(Material supplied Opens)

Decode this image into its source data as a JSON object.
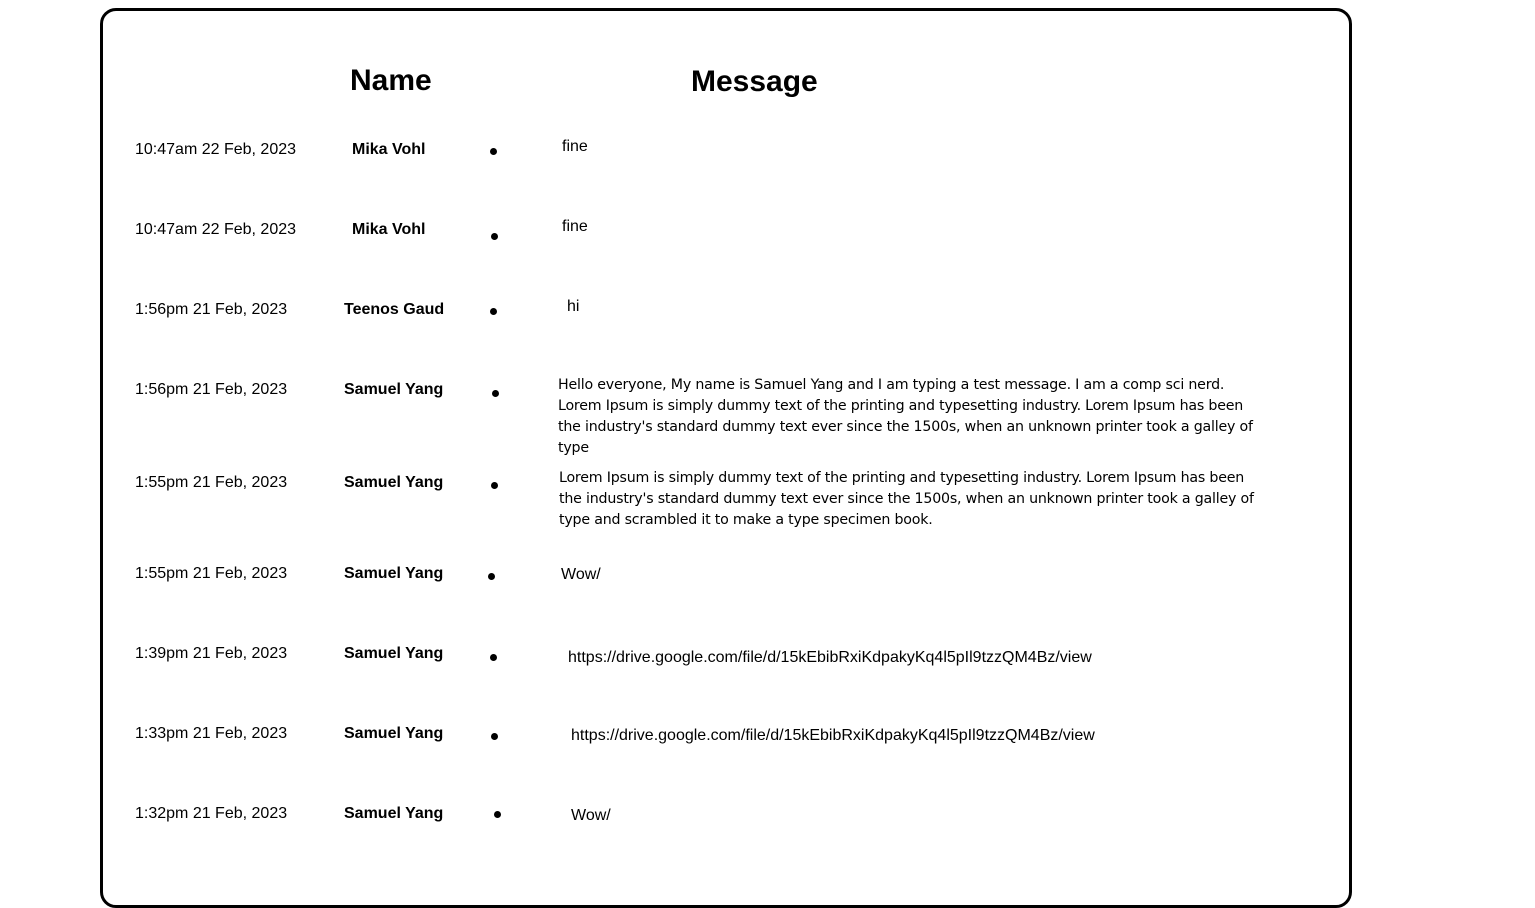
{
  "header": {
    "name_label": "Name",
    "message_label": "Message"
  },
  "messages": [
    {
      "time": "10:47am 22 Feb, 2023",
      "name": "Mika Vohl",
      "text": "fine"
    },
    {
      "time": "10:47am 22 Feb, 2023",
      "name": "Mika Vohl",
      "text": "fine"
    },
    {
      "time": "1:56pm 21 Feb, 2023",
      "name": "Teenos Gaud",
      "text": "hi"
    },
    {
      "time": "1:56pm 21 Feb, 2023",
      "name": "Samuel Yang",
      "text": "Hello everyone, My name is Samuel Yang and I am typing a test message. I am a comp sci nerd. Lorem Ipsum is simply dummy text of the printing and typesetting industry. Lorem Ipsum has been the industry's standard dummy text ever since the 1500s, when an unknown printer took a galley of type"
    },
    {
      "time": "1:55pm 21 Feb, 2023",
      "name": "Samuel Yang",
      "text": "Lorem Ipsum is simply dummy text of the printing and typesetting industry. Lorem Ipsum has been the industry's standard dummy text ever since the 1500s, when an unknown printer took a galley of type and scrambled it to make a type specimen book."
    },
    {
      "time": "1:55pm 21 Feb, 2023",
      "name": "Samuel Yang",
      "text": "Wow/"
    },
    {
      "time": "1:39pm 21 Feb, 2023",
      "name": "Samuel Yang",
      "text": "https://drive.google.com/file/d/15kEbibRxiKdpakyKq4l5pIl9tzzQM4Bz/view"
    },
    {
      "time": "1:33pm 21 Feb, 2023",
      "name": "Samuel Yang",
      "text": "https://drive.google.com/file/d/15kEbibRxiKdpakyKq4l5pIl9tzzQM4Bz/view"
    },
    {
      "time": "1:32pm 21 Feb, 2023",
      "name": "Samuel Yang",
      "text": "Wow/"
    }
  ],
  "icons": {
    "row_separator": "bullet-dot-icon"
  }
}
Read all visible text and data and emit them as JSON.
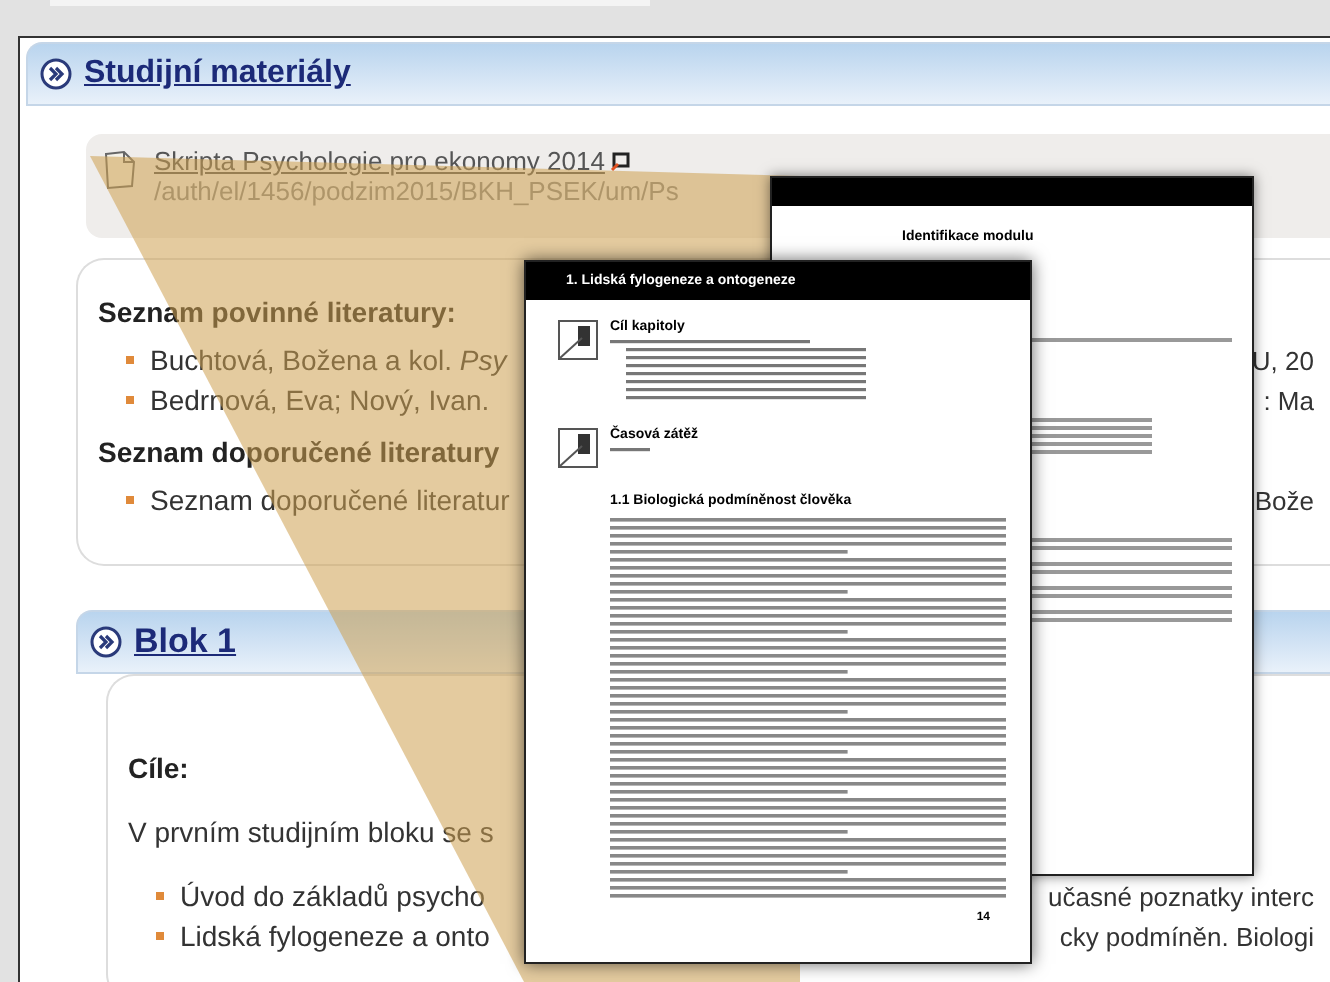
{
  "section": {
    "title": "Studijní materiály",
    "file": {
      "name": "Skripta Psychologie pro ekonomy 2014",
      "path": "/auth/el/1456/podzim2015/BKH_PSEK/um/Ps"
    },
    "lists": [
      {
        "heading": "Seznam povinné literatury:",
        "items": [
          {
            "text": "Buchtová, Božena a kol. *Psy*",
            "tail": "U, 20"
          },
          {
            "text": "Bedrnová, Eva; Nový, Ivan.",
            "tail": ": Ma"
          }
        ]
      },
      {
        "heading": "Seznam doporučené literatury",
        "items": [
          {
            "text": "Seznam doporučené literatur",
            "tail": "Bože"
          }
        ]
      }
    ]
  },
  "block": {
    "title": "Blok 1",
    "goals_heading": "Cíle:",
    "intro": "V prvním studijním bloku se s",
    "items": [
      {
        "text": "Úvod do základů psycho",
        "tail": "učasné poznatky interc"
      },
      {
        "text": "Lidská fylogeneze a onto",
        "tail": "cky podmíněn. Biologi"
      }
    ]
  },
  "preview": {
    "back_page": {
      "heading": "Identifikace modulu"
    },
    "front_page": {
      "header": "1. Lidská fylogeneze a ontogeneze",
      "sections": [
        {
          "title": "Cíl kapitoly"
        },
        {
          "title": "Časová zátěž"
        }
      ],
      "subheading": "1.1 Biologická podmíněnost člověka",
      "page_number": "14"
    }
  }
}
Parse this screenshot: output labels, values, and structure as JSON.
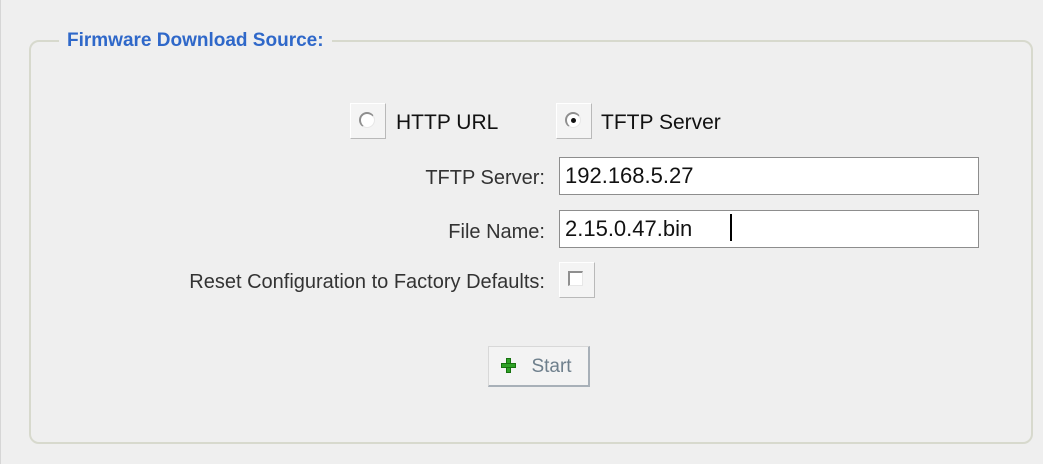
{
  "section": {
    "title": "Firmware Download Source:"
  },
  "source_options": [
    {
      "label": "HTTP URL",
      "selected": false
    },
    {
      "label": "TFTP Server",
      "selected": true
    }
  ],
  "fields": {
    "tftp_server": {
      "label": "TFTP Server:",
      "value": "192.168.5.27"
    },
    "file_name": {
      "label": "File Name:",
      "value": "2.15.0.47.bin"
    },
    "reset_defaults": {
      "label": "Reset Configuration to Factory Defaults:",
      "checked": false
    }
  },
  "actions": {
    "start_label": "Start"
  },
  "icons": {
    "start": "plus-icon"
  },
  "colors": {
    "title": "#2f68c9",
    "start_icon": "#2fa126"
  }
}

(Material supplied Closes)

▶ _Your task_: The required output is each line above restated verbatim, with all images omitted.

▶ _Response to the task_:
Decode this image into its source data as a JSON object.
{
  "header": {
    "name_label": "Name",
    "message_label": "Message"
  },
  "messages": [
    {
      "time": "10:47am 22 Feb, 2023",
      "name": "Mika Vohl",
      "text": "fine"
    },
    {
      "time": "10:47am 22 Feb, 2023",
      "name": "Mika Vohl",
      "text": "fine"
    },
    {
      "time": "1:56pm 21 Feb, 2023",
      "name": "Teenos Gaud",
      "text": "hi"
    },
    {
      "time": "1:56pm 21 Feb, 2023",
      "name": "Samuel Yang",
      "text": "Hello everyone, My name is Samuel Yang and I am typing a test message. I am a comp sci nerd. Lorem Ipsum is simply dummy text of the printing and typesetting industry. Lorem Ipsum has been the industry's standard dummy text ever since the 1500s, when an unknown printer took a galley of type"
    },
    {
      "time": "1:55pm 21 Feb, 2023",
      "name": "Samuel Yang",
      "text": "Lorem Ipsum is simply dummy text of the printing and typesetting industry. Lorem Ipsum has been the industry's standard dummy text ever since the 1500s, when an unknown printer took a galley of type and scrambled it to make a type specimen book."
    },
    {
      "time": "1:55pm 21 Feb, 2023",
      "name": "Samuel Yang",
      "text": "Wow/"
    },
    {
      "time": "1:39pm 21 Feb, 2023",
      "name": "Samuel Yang",
      "text": "https://drive.google.com/file/d/15kEbibRxiKdpakyKq4l5pIl9tzzQM4Bz/view"
    },
    {
      "time": "1:33pm 21 Feb, 2023",
      "name": "Samuel Yang",
      "text": "https://drive.google.com/file/d/15kEbibRxiKdpakyKq4l5pIl9tzzQM4Bz/view"
    },
    {
      "time": "1:32pm 21 Feb, 2023",
      "name": "Samuel Yang",
      "text": "Wow/"
    }
  ],
  "icons": {
    "row_separator": "bullet-dot-icon"
  }
}
Read all visible text and data and emit them as JSON.
{
  "section": {
    "title": "Studijní materiály",
    "file": {
      "name": "Skripta Psychologie pro ekonomy 2014",
      "path": "/auth/el/1456/podzim2015/BKH_PSEK/um/Ps"
    },
    "lists": [
      {
        "heading": "Seznam povinné literatury:",
        "items": [
          {
            "text": "Buchtová, Božena a kol. *Psy*",
            "tail": "U, 20"
          },
          {
            "text": "Bedrnová, Eva; Nový, Ivan.",
            "tail": ": Ma"
          }
        ]
      },
      {
        "heading": "Seznam doporučené literatury",
        "items": [
          {
            "text": "Seznam doporučené literatur",
            "tail": "Bože"
          }
        ]
      }
    ]
  },
  "block": {
    "title": "Blok 1",
    "goals_heading": "Cíle:",
    "intro": "V prvním studijním bloku se s",
    "items": [
      {
        "text": "Úvod do základů psycho",
        "tail": "učasné poznatky interc"
      },
      {
        "text": "Lidská fylogeneze a onto",
        "tail": "cky podmíněn. Biologi"
      }
    ]
  },
  "preview": {
    "back_page": {
      "heading": "Identifikace modulu"
    },
    "front_page": {
      "header": "1. Lidská fylogeneze a ontogeneze",
      "sections": [
        {
          "title": "Cíl kapitoly"
        },
        {
          "title": "Časová zátěž"
        }
      ],
      "subheading": "1.1 Biologická podmíněnost člověka",
      "page_number": "14"
    }
  }
}
Parse this screenshot: output labels, values, and structure as JSON.
{
  "section": {
    "title": "Firmware Download Source:"
  },
  "source_options": [
    {
      "label": "HTTP URL",
      "selected": false
    },
    {
      "label": "TFTP Server",
      "selected": true
    }
  ],
  "fields": {
    "tftp_server": {
      "label": "TFTP Server:",
      "value": "192.168.5.27"
    },
    "file_name": {
      "label": "File Name:",
      "value": "2.15.0.47.bin"
    },
    "reset_defaults": {
      "label": "Reset Configuration to Factory Defaults:",
      "checked": false
    }
  },
  "actions": {
    "start_label": "Start"
  },
  "icons": {
    "start": "plus-icon"
  },
  "colors": {
    "title": "#2f68c9",
    "start_icon": "#2fa126"
  }
}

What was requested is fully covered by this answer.